In Gore v. Lee County School Board, 43 So.3d 846 (Fla. 1st DCA 2010), the claimant suffered a serious compensable injury that required knee replacement surgery. As part of that procedure, a metallic prosthesis was implanted. The claimant’s doctors then placed the claimant at MMI, and opined that she would require a replacement prosthetic every 7 to 10 years. Seven years later, the claimant returned to her doctor in need of the replacement prosthesis. The claimant filed a petition seeking the same, and the E/C denied the replacement , asserting the statute of limitations defense as more than 2 years had passed since the accident and it had been over 1 year since the last date of authorized treatment.
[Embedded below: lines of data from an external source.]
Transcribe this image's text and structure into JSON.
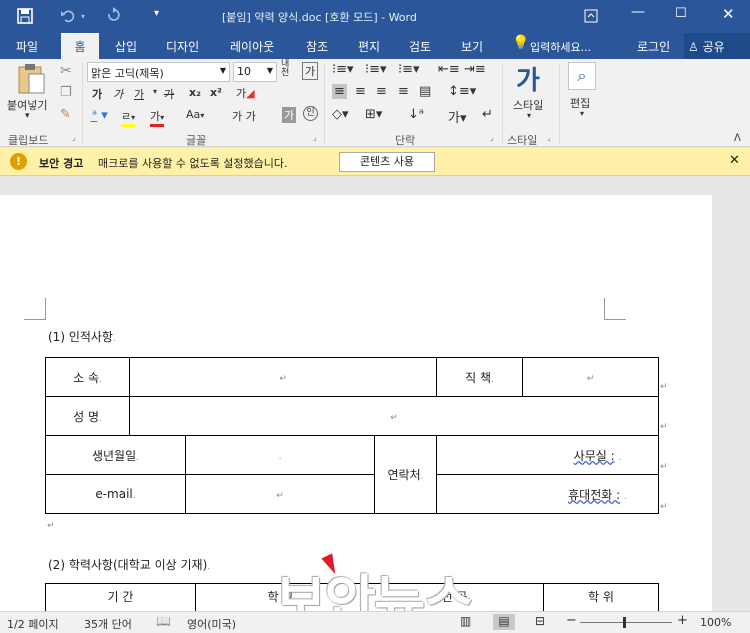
{
  "titlebar": {
    "title": "[붙임] 약력 양식.doc [호환 모드] - Word",
    "qat": {
      "save_icon": "save-icon",
      "undo_icon": "undo-icon",
      "redo_icon": "redo-icon",
      "customize_icon": "customize-icon"
    },
    "window_controls": [
      "ribbon-display-icon",
      "minimize-icon",
      "maximize-icon",
      "close-icon"
    ]
  },
  "tabs": [
    "파일",
    "홈",
    "삽입",
    "디자인",
    "레이아웃",
    "참조",
    "편지",
    "검토",
    "보기"
  ],
  "active_tab": "홈",
  "tell_me": "입력하세요...",
  "login": "로그인",
  "share": "공유",
  "ribbon": {
    "clipboard": {
      "paste": "붙여넣기",
      "group": "클립보드"
    },
    "font": {
      "group": "글꼴",
      "font_name": "맑은 고딕(제목)",
      "font_size": "10",
      "buttons": [
        "가",
        "가",
        "가",
        "가",
        "x₂",
        "x²",
        "가",
        "Aa"
      ]
    },
    "paragraph": {
      "group": "단락"
    },
    "styles": {
      "label": "스타일",
      "group": "스타일"
    },
    "editing": {
      "label": "편집"
    }
  },
  "security": {
    "label": "보안 경고",
    "message": "매크로를 사용할 수 없도록 설정했습니다.",
    "button": "콘텐츠 사용"
  },
  "document": {
    "section1": "(1) 인적사항",
    "table1": {
      "affiliation": "소 속",
      "position": "직 책",
      "name": "성 명",
      "birth": "생년월일",
      "contact": "연락처",
      "office": "사무실 :",
      "email": "e-mail",
      "mobile": "휴대전화 :"
    },
    "section2": "(2) 학력사항(대학교 이상 기재)",
    "table2_headers": [
      "기 간",
      "학 교",
      "전 공",
      "학 위"
    ],
    "watermark": "보안뉴스"
  },
  "status": {
    "page": "1/2 페이지",
    "words": "35개 단어",
    "language": "영어(미국)",
    "zoom": "100%"
  }
}
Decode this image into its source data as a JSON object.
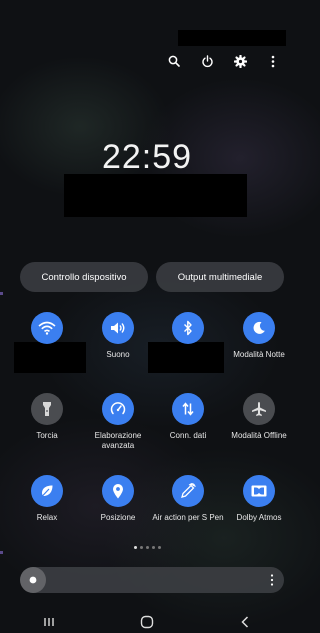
{
  "status_bar": {},
  "clock": {
    "time": "22:59"
  },
  "quick_buttons": {
    "device_control": "Controllo dispositivo",
    "media_output": "Output multimediale"
  },
  "tiles": [
    {
      "id": "wifi",
      "label": "",
      "state": "on",
      "icon": "wifi-icon"
    },
    {
      "id": "sound",
      "label": "Suono",
      "state": "on",
      "icon": "volume-icon"
    },
    {
      "id": "bluetooth",
      "label": "",
      "state": "on",
      "icon": "bluetooth-icon"
    },
    {
      "id": "night-mode",
      "label": "Modalità Notte",
      "state": "on",
      "icon": "moon-icon"
    },
    {
      "id": "torch",
      "label": "Torcia",
      "state": "off",
      "icon": "flashlight-icon"
    },
    {
      "id": "advanced-processing",
      "label": "Elaborazione avanzata",
      "state": "on",
      "icon": "speedometer-icon"
    },
    {
      "id": "data",
      "label": "Conn. dati",
      "state": "on",
      "icon": "data-arrows-icon"
    },
    {
      "id": "airplane",
      "label": "Modalità Offline",
      "state": "off",
      "icon": "airplane-icon"
    },
    {
      "id": "relax",
      "label": "Relax",
      "state": "on",
      "icon": "leaf-icon"
    },
    {
      "id": "location",
      "label": "Posizione",
      "state": "on",
      "icon": "location-pin-icon"
    },
    {
      "id": "air-action",
      "label": "Air action per S Pen",
      "state": "on",
      "icon": "pen-icon"
    },
    {
      "id": "dolby",
      "label": "Dolby Atmos",
      "state": "on",
      "icon": "dolby-icon"
    }
  ],
  "page_indicator": {
    "pages": 5,
    "active": 1
  },
  "brightness": {
    "level": 0.05
  },
  "colors": {
    "accent": "#3b7ff0",
    "tile_off": "#4a4c50",
    "background": "#0f1114"
  }
}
The JCC agreed with the E/C and the claimant appealed. On appeal, the First DCA reversed the JCC’s finding that the SOL had expired. The Court found that the claimant successfully demonstrated that she continuously used a prosthetic device and that the employer/carrier had actual knowledge of that use, and, because use of the prosthesis was tantamount to use of a medical apparatus pursuant to FS 440.19(2), the statute of limitations in FS 440.19(1) was tolled; therefore, the claimant’s claim for benefits should not have been denied.
The Court in Gore reasoned that a prosthetic device such as pacemaker or prosthetic limb mitigates the effects of an injury, just as a back brace or TENS unit, the devices at issue in Fuster and Lee, cited above. The Court goes on to explain, “[t]his interpretation recognizes that a medical apparatus, such as prosthesis, can require further treatment at any time after its insertion into the body…. Certainly, if a claimant is continuously using a medical apparatus that is known to deteriorate or wear out,” the E/C “should bear the burden of maintaining the apparatus and its functioning ability.” Gore, 43 So.3d 846 at 849.
The Gore ruling greatly diminished the force of the statute of limitations as envisioned by the Legislature and seemingly opened the flood gates to any number of such devices. This brings to mind Newton’s first law of motion, the law of inertia, which states that an object in motion remains in motion. To prevent all claims involving medical devices from continuing in perpetuity, the courts limited this effect in a series of cases by excluding implants or medical devices that are merely used to temporarily stabilize or anchor allowing an injury to heal. Once healed, continued use of the object is no longer necessary as the body has regained the ability to function without it. Examples of implants that fall within the medical device category but do not toll the SOL include internal staples, surgical anchors used to internally fixate a repaired rotator cuff or mesh used to stabilize a pelvic floor which is not removed but becomes integrated into the now independently functional body part. Moreover, transplanted living tissue is not a prosthesis as it is not artificial as defined by the Supreme Court in Cash. Colonial Oaks Apartment v. Hood, 680 So.2d 446, 448 (Fla. 1st DCA 1996). In essence, the implant is no longer in “use” by the claimant. This is in contrast to implants that act as a part of the natural body for functional or cosmetic purposes such as breast implants, a pacemaker, or total knee replacement.
Moving forward we are forced to recognize Newton’s 3rd, creeping past a science law and into laws written by the legislature as the Courts step in to ‘counter’ the intent of the Legislature. In other words, when lawmakers attempt to include prosthetic devices in SOL laws, much like two brawling physicists, the Courts have replied: “let me atom.”